# [WHAT TO DO]
Look for "text" in each line of the entries, and return the matching lines.

# [Dataset rows describing interfaces]
*** Begin section ***

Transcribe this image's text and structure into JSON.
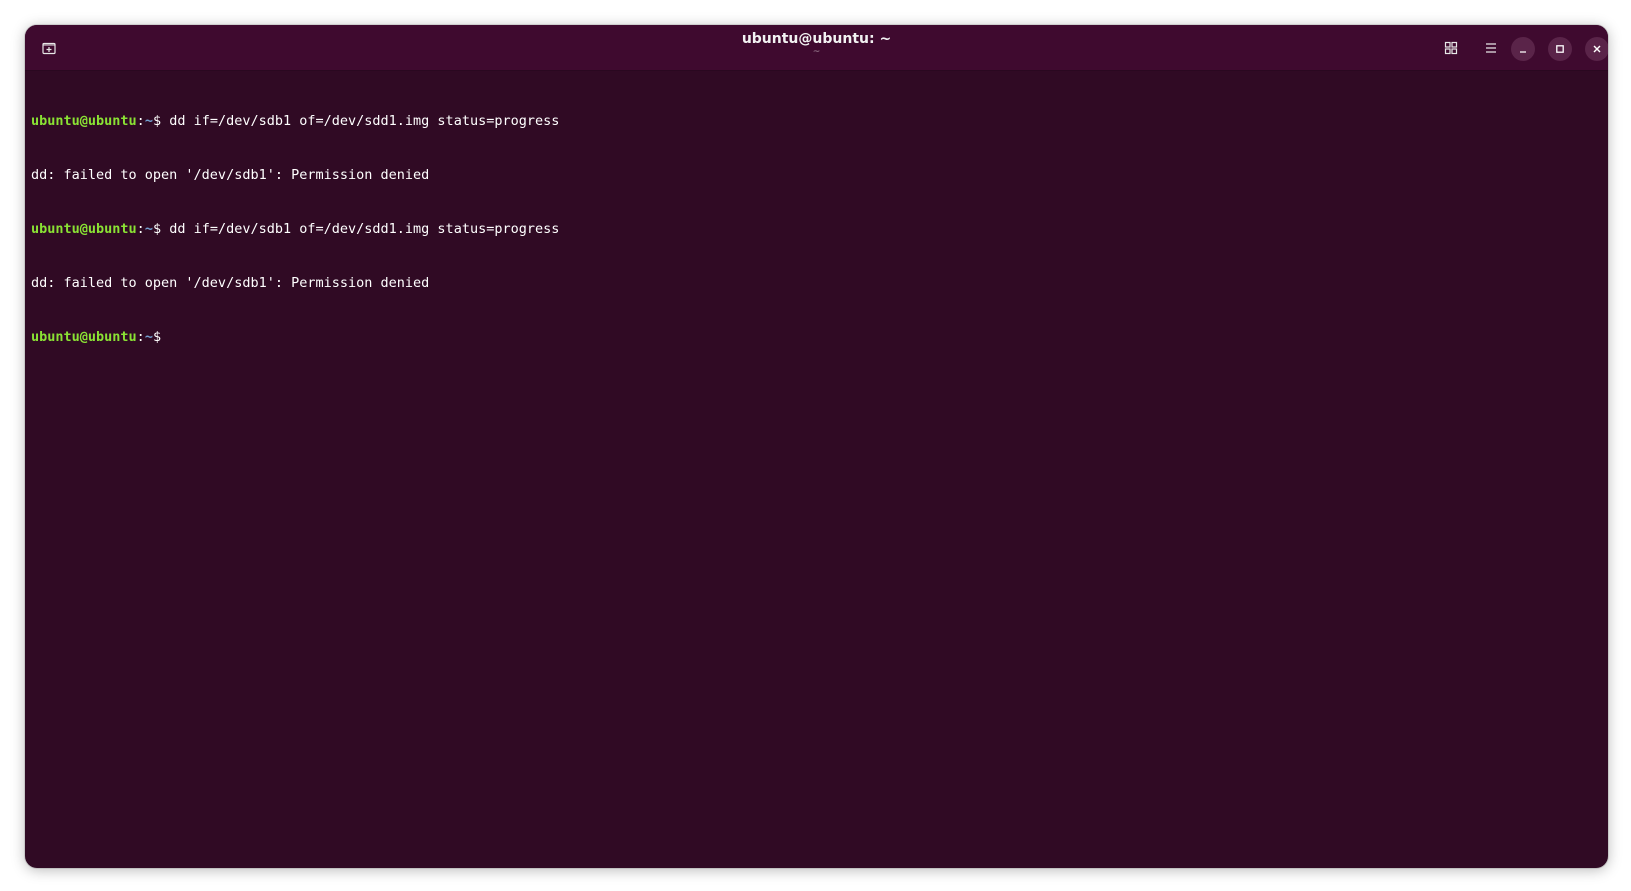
{
  "window": {
    "title": "ubuntu@ubuntu: ~",
    "subtitle": "~"
  },
  "icons": {
    "new_tab": "new-tab-icon",
    "view_tabs": "grid-icon",
    "menu": "hamburger-menu-icon",
    "minimize": "minimize-icon",
    "maximize": "maximize-icon",
    "close": "close-icon"
  },
  "colors": {
    "background": "#300a24",
    "titlebar": "#3f0a2f",
    "prompt_user": "#8ae234",
    "prompt_path": "#729fcf",
    "text": "#ffffff"
  },
  "terminal": {
    "lines": [
      {
        "user": "ubuntu@ubuntu",
        "sep": ":",
        "path": "~",
        "dollar": "$ ",
        "cmd": "dd if=/dev/sdb1 of=/dev/sdd1.img status=progress"
      },
      {
        "output": "dd: failed to open '/dev/sdb1': Permission denied"
      },
      {
        "user": "ubuntu@ubuntu",
        "sep": ":",
        "path": "~",
        "dollar": "$ ",
        "cmd": "dd if=/dev/sdb1 of=/dev/sdd1.img status=progress"
      },
      {
        "output": "dd: failed to open '/dev/sdb1': Permission denied"
      },
      {
        "user": "ubuntu@ubuntu",
        "sep": ":",
        "path": "~",
        "dollar": "$",
        "cmd": ""
      }
    ]
  }
}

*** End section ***

# [OUTPUT FOR THIS TASK]
Transcribe this image's text and structure into JSON.
    "text": "#ffffff"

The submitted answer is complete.